David Miliband has won Labour backing for a new project touring British university and college campuses in a move which will be widely seen as marking a tentative rapprochement with his brother Ed.
The unofficial role is David’s first for the party since he was defeated by his younger brother in last year’s race for the Labour leadership, after which he decided not to take part in the shadow cabinet elections.
The two brothers were expected to appear on a podium together in March for the launch of “Movement for Change”, a leftwing volunteer movement, but that occasion never took place.
Aides played down the idea that David Miliband’s new project represented a major “ambassador” role for the former foreign secretary, who still has the support of some Blairite Labour MPs. University policy remains the preserve of Gareth Thomas, shadow minister for higher education and science.
But the two brothers are understood to have had recent discussions which have been relatively warm compared to their tense, anguished relationship of the last year.
Many of David’s supporters are still bitter about the way in which Ed harnessed union and left-wing backing to “steal” the leadership from his previously more high-profile sibling.

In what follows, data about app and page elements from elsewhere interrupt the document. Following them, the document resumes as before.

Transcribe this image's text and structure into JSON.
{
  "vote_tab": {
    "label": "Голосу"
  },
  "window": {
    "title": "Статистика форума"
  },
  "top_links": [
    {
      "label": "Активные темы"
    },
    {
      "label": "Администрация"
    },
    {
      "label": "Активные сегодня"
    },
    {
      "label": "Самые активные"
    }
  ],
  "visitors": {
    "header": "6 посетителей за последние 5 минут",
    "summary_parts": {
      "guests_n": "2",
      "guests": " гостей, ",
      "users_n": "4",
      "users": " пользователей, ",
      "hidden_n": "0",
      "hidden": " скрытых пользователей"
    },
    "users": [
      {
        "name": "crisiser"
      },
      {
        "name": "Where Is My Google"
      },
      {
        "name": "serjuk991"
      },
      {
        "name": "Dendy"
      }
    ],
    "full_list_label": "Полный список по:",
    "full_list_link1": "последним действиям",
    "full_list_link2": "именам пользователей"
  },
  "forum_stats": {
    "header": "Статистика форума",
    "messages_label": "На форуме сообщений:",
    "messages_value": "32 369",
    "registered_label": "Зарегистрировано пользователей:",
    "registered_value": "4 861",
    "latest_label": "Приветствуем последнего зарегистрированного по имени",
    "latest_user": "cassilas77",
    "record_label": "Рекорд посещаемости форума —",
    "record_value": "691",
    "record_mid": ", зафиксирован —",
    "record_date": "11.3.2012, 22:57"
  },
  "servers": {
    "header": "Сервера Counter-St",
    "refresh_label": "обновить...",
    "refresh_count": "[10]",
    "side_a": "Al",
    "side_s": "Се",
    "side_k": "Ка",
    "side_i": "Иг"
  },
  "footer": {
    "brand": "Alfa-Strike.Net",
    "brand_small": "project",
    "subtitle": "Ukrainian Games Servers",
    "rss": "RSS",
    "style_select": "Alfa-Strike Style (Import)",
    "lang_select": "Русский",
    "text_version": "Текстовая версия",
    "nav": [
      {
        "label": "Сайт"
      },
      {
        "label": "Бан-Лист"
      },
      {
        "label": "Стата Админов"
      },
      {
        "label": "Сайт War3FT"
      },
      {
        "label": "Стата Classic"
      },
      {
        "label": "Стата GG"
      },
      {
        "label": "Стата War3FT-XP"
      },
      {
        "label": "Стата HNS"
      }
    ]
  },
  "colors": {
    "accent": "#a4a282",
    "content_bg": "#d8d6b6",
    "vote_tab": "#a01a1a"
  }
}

The MP will carry out a 20-date tour of campuses talking to students about issues such as climate change, foreign affairs and tuition fees. The results of his question and answer sessions will be relayed back to the party’s policy review, headed by Liam Byrne, according to today’s Guardian.
Aides insisted that this was not a prelude for an early return to the shadow cabinet, made possible when Ed Miliband recently scrapped the system of elections to his frontbench.
My understanding is that Ed is already discussing the timing of a shadow cabinet reshuffle, which could be around the time of the autumn conference but may not be until several months afterwards. Miliband has to wait until the procedural change is authorised at conference before changing his top team; it would be a bold move to announce his new line-up while at the Liverpool event.
David Miliband still has high hopes for Movement for Change, which hopes to train 10,000 community organisers and has the financial backing of Lord Sainsbury. But Ed has not whole-heartedly embraced the campaign, according to one Labour source, because of its “evangelical” overtones.
One Labour MP said last night that the new role was perfect because it brought David “back into the fold” but kept him “at arms-length” given its roving nature.
Since last autumn David Miliband has joined the board of Sunderland football club and has taught politics on a voluntary basis at his local school in London.